  5. Paper Millionaire

    A paper millionaire is an individual who has achieved a high ...
  6. Story Paper

    A story paper is a security or investment that has very unique ...
Related Articles
  1. Tech

    Is the ICO Whitepaper Dead?

    As more and more cryptocurrencies enter the market, the template of the white paper-the document touting the benefits of a new product-has changed.
  2. Insights

    The Role of Commercial Banks in the Economy

    We interact with commercial banks daily to carry out simple financial tasks. That said, the function and creation of a commercial bank is anything but simple.
  3. Investing

    WestRock Boxes Up an Acquisition (WRK)

    One of the biggest names in cardboard, WestRock Company (NYSE: WRK), is getting a little bigger this week. On Tuesday, the company announced that it has signed a "definitive agreement" to acquire ...
  4. Managing Wealth

    Panama Papers Data Dump: Biggest Surprises

    First of all, there aren't 214,000 entities mentioned--there are more than 320,000.
  5. Insights

    Panama Papers: What Advisors Need to Know

    Here is how clients may be impacted by some of the issues brought to light by the Panama Papers.
  6. Investing

    2016's Most Promising Money Market Funds

    Learn information on some of the most promising money market mutual funds for investors to consider adding to their portfolio in 2016.
  7. Investing

    What's Ahead for U.S. Commercial Banks (WFC, JPM)

    U.S. commercial banks should benefit from higher interest rates, but anxiety about worldwide economic growth has generated active selling pressure.
  8. Investing

    Commercial Lending Falls Amid Growing Risks

    Commercial real estate lending is falling.
RELATED FAQS
  1. What is the banking sector?

    Learn why the banking sector is a vital industry to our economy, what it does to drive the economic growth and understand ... Read Answer >>
  2. Who decides when to print money in the U.S.?

    Learn the U.S. Treasury's Federal Reserve Bank's roles in the process of printing money in the United States.
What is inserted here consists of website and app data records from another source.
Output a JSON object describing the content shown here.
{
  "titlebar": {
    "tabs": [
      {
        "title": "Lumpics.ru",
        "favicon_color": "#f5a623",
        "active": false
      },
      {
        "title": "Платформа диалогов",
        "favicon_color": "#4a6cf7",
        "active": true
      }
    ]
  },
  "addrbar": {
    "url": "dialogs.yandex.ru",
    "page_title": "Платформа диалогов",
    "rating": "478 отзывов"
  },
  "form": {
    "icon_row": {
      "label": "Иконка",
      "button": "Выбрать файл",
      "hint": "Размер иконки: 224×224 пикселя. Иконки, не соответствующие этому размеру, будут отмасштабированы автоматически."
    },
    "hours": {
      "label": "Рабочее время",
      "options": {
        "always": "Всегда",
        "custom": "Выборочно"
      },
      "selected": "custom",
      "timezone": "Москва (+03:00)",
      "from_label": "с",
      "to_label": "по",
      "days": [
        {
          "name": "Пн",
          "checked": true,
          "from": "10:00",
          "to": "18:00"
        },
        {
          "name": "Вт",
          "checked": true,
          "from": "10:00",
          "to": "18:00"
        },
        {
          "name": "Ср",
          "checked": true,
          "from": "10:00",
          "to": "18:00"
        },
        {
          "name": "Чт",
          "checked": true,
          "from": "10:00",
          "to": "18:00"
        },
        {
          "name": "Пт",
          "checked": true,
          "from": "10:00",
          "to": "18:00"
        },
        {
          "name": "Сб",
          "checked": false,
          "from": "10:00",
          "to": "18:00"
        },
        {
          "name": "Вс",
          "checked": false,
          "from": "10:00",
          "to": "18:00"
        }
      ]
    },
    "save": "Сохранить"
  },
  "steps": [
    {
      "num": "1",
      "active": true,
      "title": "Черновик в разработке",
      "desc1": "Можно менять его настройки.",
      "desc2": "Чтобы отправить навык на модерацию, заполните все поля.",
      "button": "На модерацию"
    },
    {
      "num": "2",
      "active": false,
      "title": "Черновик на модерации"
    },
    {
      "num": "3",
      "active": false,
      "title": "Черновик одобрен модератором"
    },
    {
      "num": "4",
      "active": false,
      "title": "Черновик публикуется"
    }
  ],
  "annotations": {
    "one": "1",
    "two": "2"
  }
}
Read Answer >>
  3. How do I calculate a bond's modified duration using Excel?

    Understand the benefits of investing in a money market mutual fund, and learn why investors use this type of account in volatile ... Read Answer >>
Trading Center